======== Information given

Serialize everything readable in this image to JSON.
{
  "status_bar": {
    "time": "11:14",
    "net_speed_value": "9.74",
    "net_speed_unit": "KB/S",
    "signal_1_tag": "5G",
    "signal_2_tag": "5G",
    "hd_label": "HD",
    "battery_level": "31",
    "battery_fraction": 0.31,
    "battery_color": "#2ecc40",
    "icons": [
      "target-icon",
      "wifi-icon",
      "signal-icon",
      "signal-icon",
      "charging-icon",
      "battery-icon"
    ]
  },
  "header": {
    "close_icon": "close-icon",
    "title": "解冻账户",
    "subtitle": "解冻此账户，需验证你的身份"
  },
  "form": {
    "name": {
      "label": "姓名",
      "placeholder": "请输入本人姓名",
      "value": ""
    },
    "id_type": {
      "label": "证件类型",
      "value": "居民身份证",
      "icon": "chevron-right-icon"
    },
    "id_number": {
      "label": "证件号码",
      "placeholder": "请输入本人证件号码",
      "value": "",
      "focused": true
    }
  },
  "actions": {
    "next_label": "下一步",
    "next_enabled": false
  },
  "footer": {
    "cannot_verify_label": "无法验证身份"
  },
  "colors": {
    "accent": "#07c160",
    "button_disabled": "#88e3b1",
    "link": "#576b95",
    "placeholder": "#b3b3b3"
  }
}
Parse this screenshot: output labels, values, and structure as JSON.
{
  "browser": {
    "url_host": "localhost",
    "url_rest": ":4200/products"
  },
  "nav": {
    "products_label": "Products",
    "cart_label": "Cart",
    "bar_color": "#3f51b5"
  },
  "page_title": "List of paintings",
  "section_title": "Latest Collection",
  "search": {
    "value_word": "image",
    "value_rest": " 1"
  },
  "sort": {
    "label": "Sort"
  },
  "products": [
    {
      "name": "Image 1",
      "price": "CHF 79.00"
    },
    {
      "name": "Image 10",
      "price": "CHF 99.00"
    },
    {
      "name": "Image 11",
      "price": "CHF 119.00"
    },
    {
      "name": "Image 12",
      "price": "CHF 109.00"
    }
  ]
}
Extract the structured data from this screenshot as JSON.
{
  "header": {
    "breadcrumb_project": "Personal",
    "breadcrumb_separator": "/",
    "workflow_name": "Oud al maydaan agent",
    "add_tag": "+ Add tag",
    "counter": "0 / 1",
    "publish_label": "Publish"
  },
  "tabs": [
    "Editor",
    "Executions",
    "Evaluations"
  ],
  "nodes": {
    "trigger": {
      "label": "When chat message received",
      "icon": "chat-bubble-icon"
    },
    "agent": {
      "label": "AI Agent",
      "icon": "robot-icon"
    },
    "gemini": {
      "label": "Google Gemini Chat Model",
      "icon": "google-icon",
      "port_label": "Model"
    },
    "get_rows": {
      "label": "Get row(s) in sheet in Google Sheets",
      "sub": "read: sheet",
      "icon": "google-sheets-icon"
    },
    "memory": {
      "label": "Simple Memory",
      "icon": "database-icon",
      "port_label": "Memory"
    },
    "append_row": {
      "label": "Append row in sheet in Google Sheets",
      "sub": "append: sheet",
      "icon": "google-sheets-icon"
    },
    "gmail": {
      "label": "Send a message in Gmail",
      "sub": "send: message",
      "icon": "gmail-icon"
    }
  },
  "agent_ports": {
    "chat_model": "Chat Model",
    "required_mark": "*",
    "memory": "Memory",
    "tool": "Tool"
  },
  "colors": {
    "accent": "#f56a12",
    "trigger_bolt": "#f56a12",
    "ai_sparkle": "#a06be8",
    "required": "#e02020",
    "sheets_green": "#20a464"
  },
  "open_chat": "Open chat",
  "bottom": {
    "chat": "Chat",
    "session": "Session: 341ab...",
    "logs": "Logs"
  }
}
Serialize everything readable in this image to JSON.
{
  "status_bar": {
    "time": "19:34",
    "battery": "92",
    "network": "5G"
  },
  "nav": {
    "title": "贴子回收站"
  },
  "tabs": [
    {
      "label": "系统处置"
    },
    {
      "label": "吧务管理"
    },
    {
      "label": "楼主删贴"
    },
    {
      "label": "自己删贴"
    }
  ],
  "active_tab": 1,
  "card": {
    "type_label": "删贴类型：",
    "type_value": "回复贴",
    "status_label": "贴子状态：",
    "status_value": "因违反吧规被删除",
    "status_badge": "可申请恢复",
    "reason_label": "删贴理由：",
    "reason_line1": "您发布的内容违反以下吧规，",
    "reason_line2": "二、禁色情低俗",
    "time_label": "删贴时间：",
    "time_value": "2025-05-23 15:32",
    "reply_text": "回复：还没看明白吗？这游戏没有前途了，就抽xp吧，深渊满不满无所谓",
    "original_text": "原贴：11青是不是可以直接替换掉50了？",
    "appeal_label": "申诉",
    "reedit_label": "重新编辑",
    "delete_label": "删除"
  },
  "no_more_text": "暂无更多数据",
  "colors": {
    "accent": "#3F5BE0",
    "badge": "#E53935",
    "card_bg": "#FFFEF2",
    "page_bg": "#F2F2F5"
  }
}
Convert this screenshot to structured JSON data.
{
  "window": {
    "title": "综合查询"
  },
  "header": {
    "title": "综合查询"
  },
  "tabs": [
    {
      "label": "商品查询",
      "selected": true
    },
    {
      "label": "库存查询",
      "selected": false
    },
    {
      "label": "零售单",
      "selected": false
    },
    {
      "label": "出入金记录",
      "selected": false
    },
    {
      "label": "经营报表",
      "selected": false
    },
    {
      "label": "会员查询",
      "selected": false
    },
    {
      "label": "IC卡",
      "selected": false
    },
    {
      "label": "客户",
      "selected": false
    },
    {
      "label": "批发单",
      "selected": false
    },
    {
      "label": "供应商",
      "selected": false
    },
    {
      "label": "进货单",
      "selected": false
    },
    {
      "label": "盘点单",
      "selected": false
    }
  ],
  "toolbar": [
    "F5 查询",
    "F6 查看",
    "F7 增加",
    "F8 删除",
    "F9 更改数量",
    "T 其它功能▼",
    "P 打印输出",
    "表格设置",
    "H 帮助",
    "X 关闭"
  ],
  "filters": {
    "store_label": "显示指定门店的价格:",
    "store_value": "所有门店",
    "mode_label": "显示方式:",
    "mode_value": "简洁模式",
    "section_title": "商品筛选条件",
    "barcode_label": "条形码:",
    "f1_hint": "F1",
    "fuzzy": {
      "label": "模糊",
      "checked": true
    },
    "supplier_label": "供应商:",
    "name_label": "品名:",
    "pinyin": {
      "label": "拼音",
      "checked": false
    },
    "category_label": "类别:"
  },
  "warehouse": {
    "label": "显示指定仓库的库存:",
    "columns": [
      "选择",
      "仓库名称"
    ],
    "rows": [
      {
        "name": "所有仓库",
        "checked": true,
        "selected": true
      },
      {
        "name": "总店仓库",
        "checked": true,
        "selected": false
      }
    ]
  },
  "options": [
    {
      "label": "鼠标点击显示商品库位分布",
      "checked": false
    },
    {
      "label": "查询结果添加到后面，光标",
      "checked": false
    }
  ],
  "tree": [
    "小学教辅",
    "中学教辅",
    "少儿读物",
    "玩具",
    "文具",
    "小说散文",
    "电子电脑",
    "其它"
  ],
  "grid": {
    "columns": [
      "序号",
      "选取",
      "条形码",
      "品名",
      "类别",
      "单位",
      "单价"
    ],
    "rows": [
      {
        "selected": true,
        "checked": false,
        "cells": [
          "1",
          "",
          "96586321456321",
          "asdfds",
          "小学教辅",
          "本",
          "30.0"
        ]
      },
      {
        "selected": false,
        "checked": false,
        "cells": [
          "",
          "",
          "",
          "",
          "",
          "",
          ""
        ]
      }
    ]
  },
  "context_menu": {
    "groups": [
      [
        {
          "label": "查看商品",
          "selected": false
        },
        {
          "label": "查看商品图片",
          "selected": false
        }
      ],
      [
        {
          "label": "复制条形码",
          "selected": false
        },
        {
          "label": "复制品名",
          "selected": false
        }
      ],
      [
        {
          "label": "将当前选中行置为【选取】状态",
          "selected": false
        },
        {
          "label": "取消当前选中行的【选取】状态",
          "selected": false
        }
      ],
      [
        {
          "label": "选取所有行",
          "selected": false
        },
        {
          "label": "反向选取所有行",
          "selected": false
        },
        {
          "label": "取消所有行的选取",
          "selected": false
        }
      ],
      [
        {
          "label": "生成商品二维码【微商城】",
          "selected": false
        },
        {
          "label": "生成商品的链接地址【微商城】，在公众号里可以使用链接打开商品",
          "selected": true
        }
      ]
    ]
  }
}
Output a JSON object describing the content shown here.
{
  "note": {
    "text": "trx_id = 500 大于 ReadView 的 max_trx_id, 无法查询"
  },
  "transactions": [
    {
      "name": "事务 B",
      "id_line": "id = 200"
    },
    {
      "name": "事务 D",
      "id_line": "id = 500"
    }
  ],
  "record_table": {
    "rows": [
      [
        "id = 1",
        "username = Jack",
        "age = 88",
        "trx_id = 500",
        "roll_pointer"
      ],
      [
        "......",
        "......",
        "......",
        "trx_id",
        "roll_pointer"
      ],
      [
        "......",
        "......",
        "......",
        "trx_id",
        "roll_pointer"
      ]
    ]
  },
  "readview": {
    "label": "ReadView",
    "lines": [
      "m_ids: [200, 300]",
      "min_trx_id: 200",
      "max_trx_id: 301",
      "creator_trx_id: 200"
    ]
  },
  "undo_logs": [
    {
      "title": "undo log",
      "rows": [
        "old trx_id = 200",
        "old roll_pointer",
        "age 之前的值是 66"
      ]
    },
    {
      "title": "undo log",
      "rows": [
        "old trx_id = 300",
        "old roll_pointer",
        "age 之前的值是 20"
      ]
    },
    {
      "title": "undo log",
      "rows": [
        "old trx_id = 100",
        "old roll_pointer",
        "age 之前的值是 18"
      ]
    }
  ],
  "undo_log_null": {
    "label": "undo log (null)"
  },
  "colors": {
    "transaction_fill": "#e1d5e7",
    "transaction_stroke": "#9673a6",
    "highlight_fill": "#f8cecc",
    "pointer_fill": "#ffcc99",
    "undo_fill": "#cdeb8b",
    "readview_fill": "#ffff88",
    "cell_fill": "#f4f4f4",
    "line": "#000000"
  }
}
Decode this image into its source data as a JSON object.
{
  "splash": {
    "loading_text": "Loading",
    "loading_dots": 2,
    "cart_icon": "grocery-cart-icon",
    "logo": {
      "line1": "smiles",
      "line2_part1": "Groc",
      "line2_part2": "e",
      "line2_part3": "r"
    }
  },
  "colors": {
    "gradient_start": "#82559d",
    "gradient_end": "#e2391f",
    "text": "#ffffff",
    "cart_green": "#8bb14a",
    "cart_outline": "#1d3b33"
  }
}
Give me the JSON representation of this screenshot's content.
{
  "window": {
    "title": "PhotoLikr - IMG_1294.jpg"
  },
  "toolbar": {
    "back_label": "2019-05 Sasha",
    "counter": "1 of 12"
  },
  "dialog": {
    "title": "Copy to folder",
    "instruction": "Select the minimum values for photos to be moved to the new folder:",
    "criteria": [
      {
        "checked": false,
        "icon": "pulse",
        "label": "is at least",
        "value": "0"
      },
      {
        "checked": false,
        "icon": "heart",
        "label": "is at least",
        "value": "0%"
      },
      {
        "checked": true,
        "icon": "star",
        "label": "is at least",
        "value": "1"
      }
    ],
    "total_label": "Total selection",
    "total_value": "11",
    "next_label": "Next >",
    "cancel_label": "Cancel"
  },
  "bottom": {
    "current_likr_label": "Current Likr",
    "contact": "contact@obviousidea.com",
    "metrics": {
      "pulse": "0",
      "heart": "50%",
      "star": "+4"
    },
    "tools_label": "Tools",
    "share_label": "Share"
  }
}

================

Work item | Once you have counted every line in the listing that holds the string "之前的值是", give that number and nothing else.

Expected answer | 3